About a year ago, Autodesk showed off one of the most innovative filament printers in recent memory. Project Escher is your basic Cartesian filament printer, but with a twist: it has five heads. These print heads work together to build large objects very quickly.

Autodesk open sourced the design of the Escher, and now it’s made it into commercial production thanks to Titan Robotics. The Cronus, which uses the same software as Project Escher, is big! Each of these gantries is driven by closed-loop servo motors and fancy ball screws, producing a total build volume of 77″x30″x20″. This open air version is printing in PLA. If you want to use it with materials where ambient temperature is an issue there is an option for an enclosed build environment.

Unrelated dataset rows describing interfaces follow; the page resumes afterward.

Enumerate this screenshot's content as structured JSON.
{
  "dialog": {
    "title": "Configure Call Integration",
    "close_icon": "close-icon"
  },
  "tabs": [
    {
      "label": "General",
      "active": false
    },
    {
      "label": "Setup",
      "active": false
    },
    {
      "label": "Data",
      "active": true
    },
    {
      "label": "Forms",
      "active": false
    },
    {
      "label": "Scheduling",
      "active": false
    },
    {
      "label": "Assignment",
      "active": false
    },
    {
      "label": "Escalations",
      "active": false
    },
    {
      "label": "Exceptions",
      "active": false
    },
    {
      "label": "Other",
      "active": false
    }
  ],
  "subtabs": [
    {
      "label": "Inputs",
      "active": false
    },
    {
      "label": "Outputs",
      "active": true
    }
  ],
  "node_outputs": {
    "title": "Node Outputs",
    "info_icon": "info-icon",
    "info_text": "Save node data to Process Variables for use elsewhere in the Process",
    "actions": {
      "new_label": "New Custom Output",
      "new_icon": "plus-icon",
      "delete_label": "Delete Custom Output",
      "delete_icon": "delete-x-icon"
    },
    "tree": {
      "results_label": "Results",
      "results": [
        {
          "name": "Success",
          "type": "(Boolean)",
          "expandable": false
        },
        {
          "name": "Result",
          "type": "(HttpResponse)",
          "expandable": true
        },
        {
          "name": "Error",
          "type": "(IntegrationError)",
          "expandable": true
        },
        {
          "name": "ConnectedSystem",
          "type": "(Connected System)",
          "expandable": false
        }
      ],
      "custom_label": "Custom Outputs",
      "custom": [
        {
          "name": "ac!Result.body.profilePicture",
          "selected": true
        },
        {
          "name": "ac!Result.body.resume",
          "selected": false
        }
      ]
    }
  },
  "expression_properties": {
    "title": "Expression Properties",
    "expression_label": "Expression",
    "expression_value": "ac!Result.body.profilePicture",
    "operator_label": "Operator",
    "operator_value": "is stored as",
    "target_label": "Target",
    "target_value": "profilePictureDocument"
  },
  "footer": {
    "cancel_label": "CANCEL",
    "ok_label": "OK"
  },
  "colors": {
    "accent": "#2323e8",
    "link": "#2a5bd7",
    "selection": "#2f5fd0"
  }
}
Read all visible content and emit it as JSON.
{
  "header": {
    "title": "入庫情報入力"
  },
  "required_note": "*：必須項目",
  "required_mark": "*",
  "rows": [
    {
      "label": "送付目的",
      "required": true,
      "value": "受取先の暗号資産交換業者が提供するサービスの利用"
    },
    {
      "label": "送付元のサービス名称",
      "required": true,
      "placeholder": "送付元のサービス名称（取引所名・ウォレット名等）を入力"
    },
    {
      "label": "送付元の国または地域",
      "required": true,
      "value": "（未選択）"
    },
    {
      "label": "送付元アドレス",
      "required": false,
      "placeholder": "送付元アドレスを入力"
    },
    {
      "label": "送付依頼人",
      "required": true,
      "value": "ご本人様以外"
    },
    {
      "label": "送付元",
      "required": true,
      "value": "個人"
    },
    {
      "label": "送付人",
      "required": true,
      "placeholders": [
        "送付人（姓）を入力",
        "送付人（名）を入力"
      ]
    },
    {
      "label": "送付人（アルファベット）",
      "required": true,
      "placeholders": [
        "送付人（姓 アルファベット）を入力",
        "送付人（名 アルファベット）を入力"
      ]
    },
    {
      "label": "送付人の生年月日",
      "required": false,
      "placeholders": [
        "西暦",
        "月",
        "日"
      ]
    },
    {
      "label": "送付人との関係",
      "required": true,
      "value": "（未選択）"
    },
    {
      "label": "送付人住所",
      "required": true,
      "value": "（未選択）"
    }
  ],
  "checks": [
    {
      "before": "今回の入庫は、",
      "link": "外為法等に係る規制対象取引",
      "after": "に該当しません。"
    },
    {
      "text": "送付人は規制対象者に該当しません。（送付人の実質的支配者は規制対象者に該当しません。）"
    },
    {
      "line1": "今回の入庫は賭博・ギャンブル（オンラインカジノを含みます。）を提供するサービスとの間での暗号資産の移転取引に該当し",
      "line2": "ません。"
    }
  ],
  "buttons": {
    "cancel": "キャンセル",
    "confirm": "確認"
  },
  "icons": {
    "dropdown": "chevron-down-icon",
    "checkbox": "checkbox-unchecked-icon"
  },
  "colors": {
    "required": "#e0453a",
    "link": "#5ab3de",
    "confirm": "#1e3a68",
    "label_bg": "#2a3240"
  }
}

This printer will be available for purchase starting February but no word yet on cost. They advertise the build volume as customizable so we expect the same of the price.